I would also like to take this opportunity to thank all those who made oral and written submissions to the Group and those experts who met and engaged with us. A Full list of these are to be found at Appendices four and five of the Report.
Turning now to the substance of our report, I will confine myself to highlighting a couple of key recommendations under each of the three areas around which we structured our work namely –
the determination process, the living conditions and lastly the supports for those in the system. I would, however, urge all those with an interest in this area, commentators, advocates and policy-makers alike, to take the time to read the Report in its entirety in order to fully understand the complexity of the context and the breadth of our recommendations. Many of these may not seem to be headline issues. For example, those relating to improving the quality of decision-making or improving the management of the accommodation centres both of which are practical and do not involve great cost. Their implementation however, would, bring tangible benefits to those in the system.
“The length of time issue”
From the very outset it was clear to us that the single most important issue that had to be resolved was the length of time that many of those in the system have to wait before their cases are finally determined. In the words of one resident:
“What could be said to be wrong with the system is, in one way or another, directly linked to the length of time spent in it.”
This sentiment was echoed by many other residents who engaged with us.
At the heart of “the length of time issue” is the inability of the State’s determination process to deliver final decisions in a timely manner. At present, the process is a multi-phased one with possibilities to appeal and take judicial review proceedings at each stage. If an unsuccessful applicant avails of all legal opportunities, as he/she is entitled to do, it may take many years before a final determination issues. As a result many protection applicants live for lengthy periods in a state of uncertainty, not knowing whether they will be allowed stay and build a life in Ireland, or be required to return to their country of origin. It also results in people living for long periods in Direct Provision accommodation centres, originally intended for stays of no more than six months, and having to submit to all the associated challenges involved in that including:
- a lack of personal autonomy over basic aspects of their lives;
- a lack of personal and marital privacy;
- boredom and isolation, sometimes bordering on despair;
- the inability to support themselves and their family and to contribute to society; and
- a loss of skills and the creation of a dependency mindset.
Some inconveniences are inevitable, of course, while the State takes time to make its assessment. Some inconveniences may even be acceptable for short periods. But when the process goes on, not for 12 months, but for five, seven, and even more years, these difficulties change from temporary and tolerable to situations which can only be described as intolerable and unacceptable in any humanitarian code.

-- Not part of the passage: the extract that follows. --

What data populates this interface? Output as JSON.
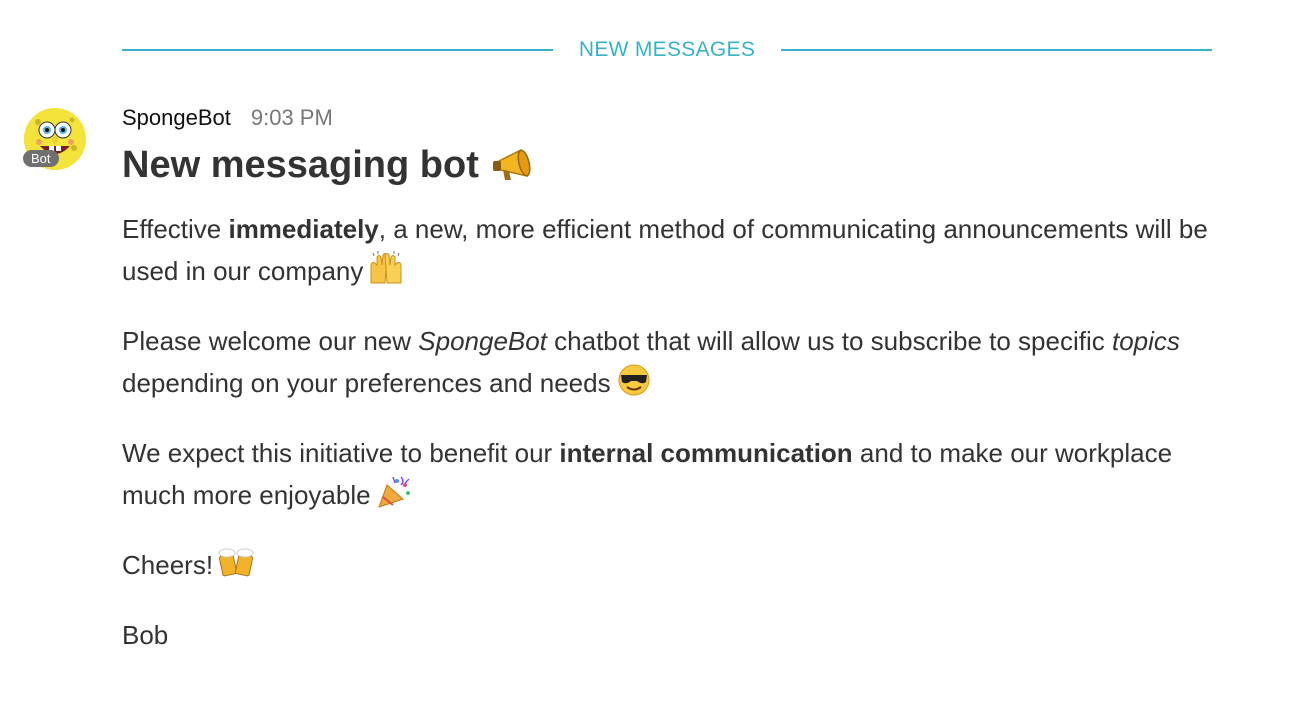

The Report contains a detailed statistical analysis of the length of time that people are in the system, and the stage that they are at. I draw your attention to the headline figures – of the almost 8,000 people in the system on 16 February 2015, approximately 4,400 were in the system for five years or more. Of the almost 8,000, some 3,600 were residing in Direct Provision accommodation centres of whom approximately 1,500 were in the system for five years or more. I should mention at this point that less than half of all protection applicants live in Direct Provision. Little is known about those who do not - they may live with family or friends or may indeed no longer be in the State.

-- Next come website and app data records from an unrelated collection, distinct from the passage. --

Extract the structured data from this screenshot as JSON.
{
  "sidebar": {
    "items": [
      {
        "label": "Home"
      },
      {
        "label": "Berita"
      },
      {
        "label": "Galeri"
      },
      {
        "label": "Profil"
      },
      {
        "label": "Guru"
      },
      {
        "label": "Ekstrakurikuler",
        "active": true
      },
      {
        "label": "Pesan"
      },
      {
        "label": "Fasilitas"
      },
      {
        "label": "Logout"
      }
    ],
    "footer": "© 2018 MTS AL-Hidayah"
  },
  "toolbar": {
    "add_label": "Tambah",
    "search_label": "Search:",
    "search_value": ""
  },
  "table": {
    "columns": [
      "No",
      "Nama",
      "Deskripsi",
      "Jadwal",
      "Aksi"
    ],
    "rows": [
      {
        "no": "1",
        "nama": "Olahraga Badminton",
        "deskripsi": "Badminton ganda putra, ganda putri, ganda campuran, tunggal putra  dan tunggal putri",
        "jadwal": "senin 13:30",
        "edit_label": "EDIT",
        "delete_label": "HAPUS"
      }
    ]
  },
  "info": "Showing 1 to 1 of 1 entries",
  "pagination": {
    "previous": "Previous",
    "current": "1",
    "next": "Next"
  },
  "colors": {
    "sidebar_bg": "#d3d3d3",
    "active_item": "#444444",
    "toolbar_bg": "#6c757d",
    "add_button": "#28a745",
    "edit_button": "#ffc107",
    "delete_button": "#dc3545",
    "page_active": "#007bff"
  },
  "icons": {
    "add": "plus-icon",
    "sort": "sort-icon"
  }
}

It is clear, therefore, that reforms which improve the legal processing and which result in speedier determinations are essential to address the problems that beset this whole area. Earlier determinations will result in shorter stays in Direct Provision which will, in turn, alleviate many of the personal difficulties referred to earlier in my remarks.

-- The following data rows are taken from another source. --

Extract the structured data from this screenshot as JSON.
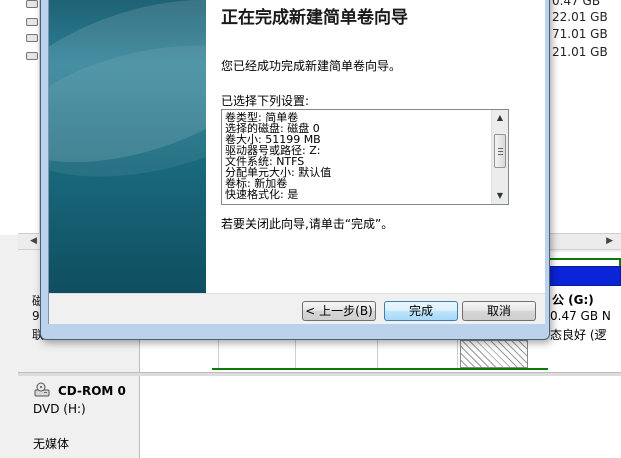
{
  "background": {
    "capacity_column": [
      "0.47 GB",
      "22.01 GB",
      "71.01 GB",
      "21.01 GB"
    ],
    "left_truncated": [
      "磁",
      "9",
      "联"
    ],
    "partition_g": {
      "name": "公  (G:)",
      "size": "0.47 GB N",
      "status": "态良好 (逻"
    },
    "cdrom": {
      "title": "CD-ROM 0",
      "drive": "DVD (H:)",
      "media": "无媒体"
    },
    "accent_blue": "#0a24d8",
    "partition_frame_green": "#0b7a0b"
  },
  "wizard": {
    "title": "正在完成新建简单卷向导",
    "intro": "您已经成功完成新建简单卷向导。",
    "settings_label": "已选择下列设置:",
    "settings": [
      "卷类型: 简单卷",
      "选择的磁盘: 磁盘 0",
      "卷大小: 51199 MB",
      "驱动器号或路径: Z:",
      "文件系统: NTFS",
      "分配单元大小: 默认值",
      "卷标: 新加卷",
      "快速格式化: 是"
    ],
    "finish_note": "若要关闭此向导,请单击“完成”。",
    "buttons": {
      "back": "< 上一步(B)",
      "finish": "完成",
      "cancel": "取消"
    },
    "side_panel_color": "#1d6a80"
  }
}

The key to resolving the length of time issue for the future is the early enactment of the promised International Protection Bill. The Bill provides for a single application procedure for all forms of protection which is intended to deliver final decisions within 12 months. Ministers, the importance of the early enactment and implementation of the single procedure bill cannot be overstated.
On its own, however, it will not be enough. As you will be aware the trend in application numbers here is upwards as it is all across the European Union and is likely to continue. In the absence of additional resources it will not matter how speedily applications are processed, because new applications will outnumber current processing capacities. Our examination shows that investing in decision-making will not only reduce processing times and the associated human cost involved in delays, but it will also make financial sense for the tax payer, because the cost of decision-making is a fraction of the cost of accommodating a person in Direct Provision.
For these reasons, I urge you Ministers, to progress the International Protection Bill as quickly as possible and to commit to resourcing its implementation immediately.
The Legacy Issue
Solutions for the future are not enough, however. The Working Group considered that the situation of those currently in the system for lengthy periods must also be resolved. Our proposed solutions are based on the principle that no one should spend more than five years in the system awaiting a final decision. There was consensus that anything beyond five years is simply too long. The solutions recommended provide for these cases to be fast tracked, with the persons concerned, subject to certain conditions, being granted some form of status as soon as possible and within a maximum of six months. Some 3,350 people would potentially benefit from the recommendations with some 1,500 of these being residents in Direct Provision. In order to assist this group in exiting Direct Provision we are recommending the convening of a taskforce of relevant stakeholders as a matter of high priority.
Living conditions in Direct Provision
Moving on to some of our recommendations aimed at improving the daily lives of those in the system, our recommendations are designed to ensure that parents would have the opportunity to cook for their children and that families would have their own private living space. These recommendations are central to ensuring that families can have as normal a family life as possible in the circumstances in which they find themselves. The report recognises that these recommendations would require some centres to be reconfigured and identifies the end of next year for full implementation.
We are also recommending an increase to the weekly allowance paid to those in Direct Provision which has remained unchanged since 2000, and access to the labour market, subject to certain conditions as is the norm across the European Union. In the course of our consultation process residents told us again and again of the profoundly negative effects of not being allowed to work on their sense of self-worth, their health and their future prospects and those of their children. The Working Group was conscious of long standing Government policy on this issue and the sensitivities around it and sought to take account of those sensitivities in framing its recommendations. We recommend, Ministers, that you take the opportunity provided by the forthcoming International Protection Bill to provide the necessary legislative provision to allow access to the labour market but with the requirement that it be commenced only when the single procedure is operating efficiently. A right to work in this context refers to those who have not received a first instance decision within nine months.
We are firmly of the view that these recommendations and the many others in the report, respect our terms of reference and, if implemented, would substantially improve conditions and would allow those in the system to live with greater dignity while they await their determinations.
Ministers, the Working Group has concluded its work. We are confident that we have fulfilled the task that you set for us. I pass the matter now over to you and your Government colleagues. I sincerely hope that you will seize this opportunity to make the changes necessary so that we can have a protection system that meets our international and, indeed, our moral obligations - a system that we can be proud of.